Start of Data shown

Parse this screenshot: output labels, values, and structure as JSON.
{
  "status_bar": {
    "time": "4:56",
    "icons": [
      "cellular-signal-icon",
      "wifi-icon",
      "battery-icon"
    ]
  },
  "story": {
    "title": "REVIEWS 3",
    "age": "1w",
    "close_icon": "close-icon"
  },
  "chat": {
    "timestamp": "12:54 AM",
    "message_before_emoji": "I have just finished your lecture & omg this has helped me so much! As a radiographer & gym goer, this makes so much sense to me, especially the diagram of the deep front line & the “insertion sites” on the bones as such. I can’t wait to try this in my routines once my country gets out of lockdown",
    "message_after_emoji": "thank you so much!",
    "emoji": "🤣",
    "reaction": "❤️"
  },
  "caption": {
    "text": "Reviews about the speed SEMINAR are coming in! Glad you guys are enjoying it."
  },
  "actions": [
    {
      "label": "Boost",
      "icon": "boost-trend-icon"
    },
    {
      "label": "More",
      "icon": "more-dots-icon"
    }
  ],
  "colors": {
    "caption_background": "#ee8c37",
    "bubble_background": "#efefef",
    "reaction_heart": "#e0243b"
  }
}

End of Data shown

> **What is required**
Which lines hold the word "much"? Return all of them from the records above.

> **Task result**
    "message_before_emoji": "I have just finished your lecture & omg this has helped me so much! As a radiographer & gym goer, this makes so much sense to me, especially the diagram of the deep front line & the “insertion sites” on the bones as such. I can’t wait to try this in my routines once my country gets out of lockdown",
    "message_after_emoji": "thank you so much!",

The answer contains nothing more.